• EXTRACTED ENTRIES:

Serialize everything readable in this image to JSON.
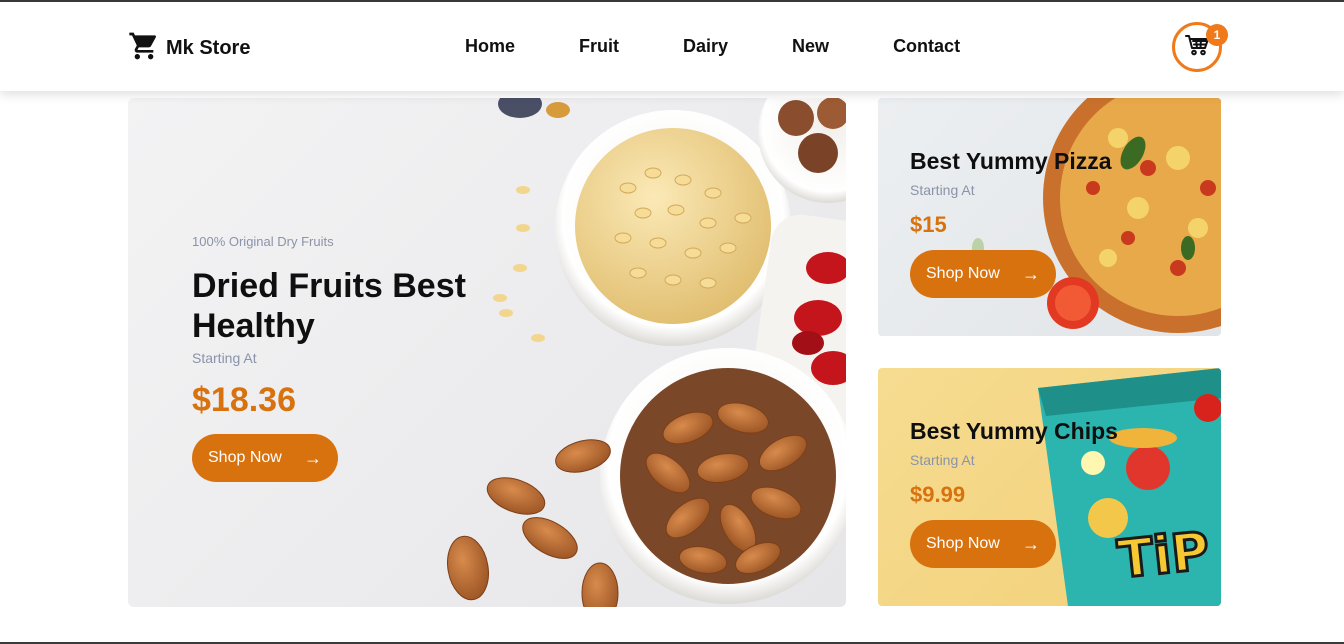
{
  "header": {
    "brand_name": "Mk Store",
    "nav": [
      "Home",
      "Fruit",
      "Dairy",
      "New",
      "Contact"
    ],
    "cart_count": "1"
  },
  "hero": {
    "kicker": "100% Original Dry Fruits",
    "title": "Dried Fruits Best Healthy",
    "starting_label": "Starting At",
    "price": "$18.36",
    "button_label": "Shop Now",
    "button_icon": "arrow-right-icon",
    "image": "dried-fruits-bowls-image"
  },
  "cards": [
    {
      "title": "Best Yummy Pizza",
      "starting_label": "Starting At",
      "price": "$15",
      "button_label": "Shop Now",
      "image": "pizza-image"
    },
    {
      "title": "Best Yummy Chips",
      "starting_label": "Starting At",
      "price": "$9.99",
      "button_label": "Shop Now",
      "image": "chips-packet-image",
      "image_text": "TiP"
    }
  ],
  "colors": {
    "accent": "#d8720f",
    "badge": "#f07a1a",
    "muted_text": "#8a93a8"
  }
}
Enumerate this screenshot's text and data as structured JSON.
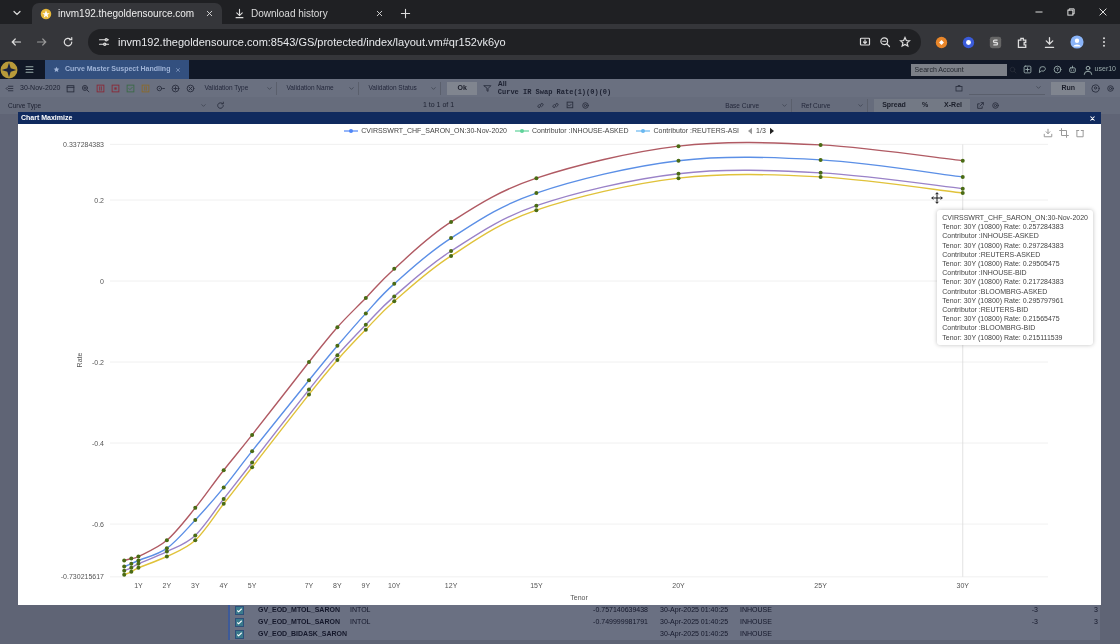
{
  "browser": {
    "tabs": [
      {
        "title": "invm192.thegoldensource.com",
        "selected": true
      },
      {
        "title": "Download history",
        "selected": false
      }
    ],
    "url": "invm192.thegoldensource.com:8543/GS/protected/index/layout.vm#qr152vk6yo"
  },
  "app": {
    "tab": "Curve Master Suspect Handling",
    "search_placeholder": "Search Account",
    "user": "user10"
  },
  "toolbar": {
    "date": "30-Nov-2020",
    "selects": [
      "Validation Type",
      "Validation Name",
      "Validation Status"
    ],
    "ok": "Ok",
    "filter_all": "All",
    "curve_summary": "Curve IR Swap Rate(1)(0)(0)",
    "run": "Run"
  },
  "toolbar2": {
    "curve_type": "Curve Type",
    "paging": "1 to 1 of 1",
    "base_curve": "Base Curve",
    "ref_curve": "Ref Curve",
    "buttons": [
      "Spread",
      "%",
      "X-Rel"
    ]
  },
  "modal": {
    "title": "Chart Maximize",
    "legend": [
      {
        "label": "CVIRSSWRT_CHF_SARON_ON:30-Nov-2020",
        "color": "#4f86f7"
      },
      {
        "label": "Contributor :INHOUSE-ASKED",
        "color": "#5fd39a"
      },
      {
        "label": "Contributor :REUTERS-ASI",
        "color": "#6ab8f0"
      }
    ],
    "legend_page": "1/3",
    "tooltip": [
      "CVIRSSWRT_CHF_SARON_ON:30-Nov-2020",
      "Tenor: 30Y (10800) Rate: 0.257284383",
      "Contributor :INHOUSE-ASKED",
      "Tenor: 30Y (10800) Rate: 0.297284383",
      "Contributor :REUTERS-ASKED",
      "Tenor: 30Y (10800) Rate: 0.29505475",
      "Contributor :INHOUSE-BID",
      "Tenor: 30Y (10800) Rate: 0.217284383",
      "Contributor :BLOOMBRG-ASKED",
      "Tenor: 30Y (10800) Rate: 0.295797961",
      "Contributor :REUTERS-BID",
      "Tenor: 30Y (10800) Rate: 0.21565475",
      "Contributor :BLOOMBRG-BID",
      "Tenor: 30Y (10800) Rate: 0.215111539"
    ],
    "chart_data": {
      "type": "line",
      "xlabel": "Tenor",
      "ylabel": "Rate",
      "x": [
        0.5,
        0.75,
        1,
        2,
        3,
        4,
        5,
        7,
        8,
        9,
        10,
        12,
        15,
        20,
        25,
        30
      ],
      "series": [
        {
          "color": "#b05a63",
          "values": [
            -0.69,
            -0.685,
            -0.68,
            -0.64,
            -0.56,
            -0.467,
            -0.38,
            -0.2,
            -0.114,
            -0.042,
            0.03,
            0.146,
            0.254,
            0.333,
            0.336,
            0.297
          ]
        },
        {
          "color": "#5b8fe6",
          "values": [
            -0.705,
            -0.698,
            -0.69,
            -0.66,
            -0.59,
            -0.51,
            -0.42,
            -0.245,
            -0.16,
            -0.08,
            -0.007,
            0.106,
            0.217,
            0.297,
            0.299,
            0.257
          ]
        },
        {
          "color": "#9a82c8",
          "values": [
            -0.715,
            -0.708,
            -0.698,
            -0.668,
            -0.628,
            -0.538,
            -0.448,
            -0.268,
            -0.183,
            -0.108,
            -0.038,
            0.074,
            0.186,
            0.265,
            0.267,
            0.228
          ]
        },
        {
          "color": "#e0c23a",
          "values": [
            -0.725,
            -0.718,
            -0.708,
            -0.68,
            -0.64,
            -0.55,
            -0.46,
            -0.28,
            -0.195,
            -0.12,
            -0.05,
            0.062,
            0.175,
            0.254,
            0.257,
            0.217
          ]
        }
      ],
      "xlim": [
        0,
        33
      ],
      "ylim": [
        -0.730215617,
        0.337284383
      ],
      "xticks": [
        {
          "value": 1,
          "label": "1Y"
        },
        {
          "value": 2,
          "label": "2Y"
        },
        {
          "value": 3,
          "label": "3Y"
        },
        {
          "value": 4,
          "label": "4Y"
        },
        {
          "value": 5,
          "label": "5Y"
        },
        {
          "value": 7,
          "label": "7Y"
        },
        {
          "value": 8,
          "label": "8Y"
        },
        {
          "value": 9,
          "label": "9Y"
        },
        {
          "value": 10,
          "label": "10Y"
        },
        {
          "value": 12,
          "label": "12Y"
        },
        {
          "value": 15,
          "label": "15Y"
        },
        {
          "value": 20,
          "label": "20Y"
        },
        {
          "value": 25,
          "label": "25Y"
        },
        {
          "value": 30,
          "label": "30Y"
        }
      ],
      "yticks": [
        {
          "value": -0.730215617,
          "label": "-0.730215617"
        },
        -0.6,
        -0.4,
        -0.2,
        0,
        0.2,
        {
          "value": 0.337284383,
          "label": "0.337284383"
        }
      ],
      "grid": true,
      "ref_lines": [
        {
          "axis": "x",
          "value": 30
        }
      ]
    }
  },
  "table": {
    "rows": [
      {
        "checked": true,
        "cells": [
          "GV_EOD_MTOL_SARON",
          "INTOL",
          "-0.757140639438",
          "30-Apr-2025 01:40:25",
          "INHOUSE",
          "-3",
          "3"
        ]
      },
      {
        "checked": true,
        "cells": [
          "GV_EOD_MTOL_SARON",
          "INTOL",
          "-0.749999981791",
          "30-Apr-2025 01:40:25",
          "INHOUSE",
          "-3",
          "3"
        ]
      },
      {
        "checked": true,
        "cells": [
          "GV_EOD_BIDASK_SARON",
          "",
          "",
          "30-Apr-2025 01:40:25",
          "INHOUSE",
          "",
          ""
        ]
      }
    ]
  }
}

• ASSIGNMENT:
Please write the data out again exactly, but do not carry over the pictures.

• EXPECTED ANSWER:
Serialize everything readable in this image to JSON.
{
  "header": {
    "brand_name": "Mk Store",
    "nav": [
      "Home",
      "Fruit",
      "Dairy",
      "New",
      "Contact"
    ],
    "cart_count": "1"
  },
  "hero": {
    "kicker": "100% Original Dry Fruits",
    "title": "Dried Fruits Best Healthy",
    "starting_label": "Starting At",
    "price": "$18.36",
    "button_label": "Shop Now",
    "button_icon": "arrow-right-icon",
    "image": "dried-fruits-bowls-image"
  },
  "cards": [
    {
      "title": "Best Yummy Pizza",
      "starting_label": "Starting At",
      "price": "$15",
      "button_label": "Shop Now",
      "image": "pizza-image"
    },
    {
      "title": "Best Yummy Chips",
      "starting_label": "Starting At",
      "price": "$9.99",
      "button_label": "Shop Now",
      "image": "chips-packet-image",
      "image_text": "TiP"
    }
  ],
  "colors": {
    "accent": "#d8720f",
    "badge": "#f07a1a",
    "muted_text": "#8a93a8"
  }
}
Enumerate this screenshot's text and data as structured JSON.
{
  "browser": {
    "tabs": [
      {
        "title": "invm192.thegoldensource.com",
        "selected": true
      },
      {
        "title": "Download history",
        "selected": false
      }
    ],
    "url": "invm192.thegoldensource.com:8543/GS/protected/index/layout.vm#qr152vk6yo"
  },
  "app": {
    "tab": "Curve Master Suspect Handling",
    "search_placeholder": "Search Account",
    "user": "user10"
  },
  "toolbar": {
    "date": "30-Nov-2020",
    "selects": [
      "Validation Type",
      "Validation Name",
      "Validation Status"
    ],
    "ok": "Ok",
    "filter_all": "All",
    "curve_summary": "Curve IR Swap Rate(1)(0)(0)",
    "run": "Run"
  },
  "toolbar2": {
    "curve_type": "Curve Type",
    "paging": "1 to 1 of 1",
    "base_curve": "Base Curve",
    "ref_curve": "Ref Curve",
    "buttons": [
      "Spread",
      "%",
      "X-Rel"
    ]
  },
  "modal": {
    "title": "Chart Maximize",
    "legend": [
      {
        "label": "CVIRSSWRT_CHF_SARON_ON:30-Nov-2020",
        "color": "#4f86f7"
      },
      {
        "label": "Contributor :INHOUSE-ASKED",
        "color": "#5fd39a"
      },
      {
        "label": "Contributor :REUTERS-ASI",
        "color": "#6ab8f0"
      }
    ],
    "legend_page": "1/3",
    "tooltip": [
      "CVIRSSWRT_CHF_SARON_ON:30-Nov-2020",
      "Tenor: 30Y (10800) Rate: 0.257284383",
      "Contributor :INHOUSE-ASKED",
      "Tenor: 30Y (10800) Rate: 0.297284383",
      "Contributor :REUTERS-ASKED",
      "Tenor: 30Y (10800) Rate: 0.29505475",
      "Contributor :INHOUSE-BID",
      "Tenor: 30Y (10800) Rate: 0.217284383",
      "Contributor :BLOOMBRG-ASKED",
      "Tenor: 30Y (10800) Rate: 0.295797961",
      "Contributor :REUTERS-BID",
      "Tenor: 30Y (10800) Rate: 0.21565475",
      "Contributor :BLOOMBRG-BID",
      "Tenor: 30Y (10800) Rate: 0.215111539"
    ],
    "chart_data": {
      "type": "line",
      "xlabel": "Tenor",
      "ylabel": "Rate",
      "x": [
        0.5,
        0.75,
        1,
        2,
        3,
        4,
        5,
        7,
        8,
        9,
        10,
        12,
        15,
        20,
        25,
        30
      ],
      "series": [
        {
          "color": "#b05a63",
          "values": [
            -0.69,
            -0.685,
            -0.68,
            -0.64,
            -0.56,
            -0.467,
            -0.38,
            -0.2,
            -0.114,
            -0.042,
            0.03,
            0.146,
            0.254,
            0.333,
            0.336,
            0.297
          ]
        },
        {
          "color": "#5b8fe6",
          "values": [
            -0.705,
            -0.698,
            -0.69,
            -0.66,
            -0.59,
            -0.51,
            -0.42,
            -0.245,
            -0.16,
            -0.08,
            -0.007,
            0.106,
            0.217,
            0.297,
            0.299,
            0.257
          ]
        },
        {
          "color": "#9a82c8",
          "values": [
            -0.715,
            -0.708,
            -0.698,
            -0.668,
            -0.628,
            -0.538,
            -0.448,
            -0.268,
            -0.183,
            -0.108,
            -0.038,
            0.074,
            0.186,
            0.265,
            0.267,
            0.228
          ]
        },
        {
          "color": "#e0c23a",
          "values": [
            -0.725,
            -0.718,
            -0.708,
            -0.68,
            -0.64,
            -0.55,
            -0.46,
            -0.28,
            -0.195,
            -0.12,
            -0.05,
            0.062,
            0.175,
            0.254,
            0.257,
            0.217
          ]
        }
      ],
      "xlim": [
        0,
        33
      ],
      "ylim": [
        -0.730215617,
        0.337284383
      ],
      "xticks": [
        {
          "value": 1,
          "label": "1Y"
        },
        {
          "value": 2,
          "label": "2Y"
        },
        {
          "value": 3,
          "label": "3Y"
        },
        {
          "value": 4,
          "label": "4Y"
        },
        {
          "value": 5,
          "label": "5Y"
        },
        {
          "value": 7,
          "label": "7Y"
        },
        {
          "value": 8,
          "label": "8Y"
        },
        {
          "value": 9,
          "label": "9Y"
        },
        {
          "value": 10,
          "label": "10Y"
        },
        {
          "value": 12,
          "label": "12Y"
        },
        {
          "value": 15,
          "label": "15Y"
        },
        {
          "value": 20,
          "label": "20Y"
        },
        {
          "value": 25,
          "label": "25Y"
        },
        {
          "value": 30,
          "label": "30Y"
        }
      ],
      "yticks": [
        {
          "value": -0.730215617,
          "label": "-0.730215617"
        },
        -0.6,
        -0.4,
        -0.2,
        0,
        0.2,
        {
          "value": 0.337284383,
          "label": "0.337284383"
        }
      ],
      "grid": true,
      "ref_lines": [
        {
          "axis": "x",
          "value": 30
        }
      ]
    }
  },
  "table": {
    "rows": [
      {
        "checked": true,
        "cells": [
          "GV_EOD_MTOL_SARON",
          "INTOL",
          "-0.757140639438",
          "30-Apr-2025 01:40:25",
          "INHOUSE",
          "-3",
          "3"
        ]
      },
      {
        "checked": true,
        "cells": [
          "GV_EOD_MTOL_SARON",
          "INTOL",
          "-0.749999981791",
          "30-Apr-2025 01:40:25",
          "INHOUSE",
          "-3",
          "3"
        ]
      },
      {
        "checked": true,
        "cells": [
          "GV_EOD_BIDASK_SARON",
          "",
          "",
          "30-Apr-2025 01:40:25",
          "INHOUSE",
          "",
          ""
        ]
      }
    ]
  }
}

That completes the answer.